Instructions to follow:
Copy out each line of the data that contains "Stereo".

Data in this exercise:
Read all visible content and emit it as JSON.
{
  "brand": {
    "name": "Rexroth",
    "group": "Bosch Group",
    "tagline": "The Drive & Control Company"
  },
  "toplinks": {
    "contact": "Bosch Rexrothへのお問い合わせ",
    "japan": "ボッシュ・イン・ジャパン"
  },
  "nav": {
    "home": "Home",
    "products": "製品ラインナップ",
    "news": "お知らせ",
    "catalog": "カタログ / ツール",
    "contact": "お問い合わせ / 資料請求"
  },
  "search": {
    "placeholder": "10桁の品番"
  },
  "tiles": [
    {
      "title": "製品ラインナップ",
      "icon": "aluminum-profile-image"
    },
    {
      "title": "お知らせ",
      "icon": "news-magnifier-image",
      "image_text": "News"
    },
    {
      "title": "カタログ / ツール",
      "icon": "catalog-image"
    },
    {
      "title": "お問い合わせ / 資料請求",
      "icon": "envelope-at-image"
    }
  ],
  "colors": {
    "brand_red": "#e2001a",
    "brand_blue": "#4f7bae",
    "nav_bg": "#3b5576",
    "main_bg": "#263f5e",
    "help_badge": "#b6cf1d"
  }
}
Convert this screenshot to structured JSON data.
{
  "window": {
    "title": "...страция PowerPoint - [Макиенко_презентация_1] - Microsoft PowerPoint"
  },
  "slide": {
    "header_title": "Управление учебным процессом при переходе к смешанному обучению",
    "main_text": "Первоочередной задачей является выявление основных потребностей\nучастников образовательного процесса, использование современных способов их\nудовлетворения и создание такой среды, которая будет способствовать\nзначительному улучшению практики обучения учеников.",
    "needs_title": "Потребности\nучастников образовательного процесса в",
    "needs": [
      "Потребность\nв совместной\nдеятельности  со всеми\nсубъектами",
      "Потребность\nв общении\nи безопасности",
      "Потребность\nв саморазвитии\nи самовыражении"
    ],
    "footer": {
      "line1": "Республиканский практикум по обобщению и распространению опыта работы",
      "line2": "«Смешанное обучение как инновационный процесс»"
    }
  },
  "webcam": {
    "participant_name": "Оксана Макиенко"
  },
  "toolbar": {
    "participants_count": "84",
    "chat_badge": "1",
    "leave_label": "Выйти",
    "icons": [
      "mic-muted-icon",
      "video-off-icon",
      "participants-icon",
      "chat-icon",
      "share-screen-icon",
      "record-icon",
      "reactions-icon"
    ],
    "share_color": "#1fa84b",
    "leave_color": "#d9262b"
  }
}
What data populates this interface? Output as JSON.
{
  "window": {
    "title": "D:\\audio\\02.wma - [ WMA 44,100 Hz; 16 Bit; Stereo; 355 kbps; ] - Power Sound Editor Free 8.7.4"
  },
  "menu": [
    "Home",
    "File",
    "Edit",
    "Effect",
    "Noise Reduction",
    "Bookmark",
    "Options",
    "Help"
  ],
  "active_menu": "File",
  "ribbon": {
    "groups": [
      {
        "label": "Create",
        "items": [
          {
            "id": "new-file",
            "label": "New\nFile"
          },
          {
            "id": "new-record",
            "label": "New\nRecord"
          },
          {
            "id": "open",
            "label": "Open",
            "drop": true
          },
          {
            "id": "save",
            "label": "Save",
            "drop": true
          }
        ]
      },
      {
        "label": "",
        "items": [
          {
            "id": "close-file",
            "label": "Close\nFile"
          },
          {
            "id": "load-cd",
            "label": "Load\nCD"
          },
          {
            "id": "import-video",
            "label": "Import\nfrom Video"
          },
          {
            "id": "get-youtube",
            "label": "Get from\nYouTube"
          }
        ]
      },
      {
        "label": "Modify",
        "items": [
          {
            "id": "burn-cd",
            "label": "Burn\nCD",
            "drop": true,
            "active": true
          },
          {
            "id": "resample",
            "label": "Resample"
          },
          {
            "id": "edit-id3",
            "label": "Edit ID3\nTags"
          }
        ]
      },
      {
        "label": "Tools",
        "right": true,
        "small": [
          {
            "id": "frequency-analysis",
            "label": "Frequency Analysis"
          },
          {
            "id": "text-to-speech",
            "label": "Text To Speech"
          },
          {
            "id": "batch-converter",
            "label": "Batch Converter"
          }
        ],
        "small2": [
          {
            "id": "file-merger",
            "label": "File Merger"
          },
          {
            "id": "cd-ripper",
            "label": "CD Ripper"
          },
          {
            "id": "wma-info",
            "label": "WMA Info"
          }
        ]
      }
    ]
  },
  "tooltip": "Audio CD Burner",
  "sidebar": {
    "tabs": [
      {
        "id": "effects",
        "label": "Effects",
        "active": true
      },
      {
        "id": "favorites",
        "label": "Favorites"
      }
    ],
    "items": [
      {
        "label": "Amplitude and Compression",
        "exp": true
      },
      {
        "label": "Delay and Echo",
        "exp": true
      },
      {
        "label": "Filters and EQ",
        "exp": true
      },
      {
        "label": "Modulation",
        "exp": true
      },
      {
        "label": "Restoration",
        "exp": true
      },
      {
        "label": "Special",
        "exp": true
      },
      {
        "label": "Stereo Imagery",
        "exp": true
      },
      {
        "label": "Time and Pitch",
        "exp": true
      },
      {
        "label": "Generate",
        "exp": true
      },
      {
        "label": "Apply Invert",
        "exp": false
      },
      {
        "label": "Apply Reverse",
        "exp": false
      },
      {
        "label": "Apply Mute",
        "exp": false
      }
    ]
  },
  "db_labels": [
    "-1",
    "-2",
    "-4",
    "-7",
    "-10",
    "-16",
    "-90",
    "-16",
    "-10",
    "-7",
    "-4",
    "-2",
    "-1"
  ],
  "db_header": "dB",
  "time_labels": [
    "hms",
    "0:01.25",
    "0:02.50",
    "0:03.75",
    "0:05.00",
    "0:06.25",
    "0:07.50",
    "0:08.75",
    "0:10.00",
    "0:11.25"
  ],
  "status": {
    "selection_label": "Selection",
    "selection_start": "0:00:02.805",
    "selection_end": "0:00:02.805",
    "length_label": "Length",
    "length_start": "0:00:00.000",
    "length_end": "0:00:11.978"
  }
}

Answer for this exercise:
    "title": "D:\\audio\\02.wma - [ WMA 44,100 Hz; 16 Bit; Stereo; 355 kbps; ] - Power Sound Editor Free 8.7.4"
        "label": "Stereo Imagery",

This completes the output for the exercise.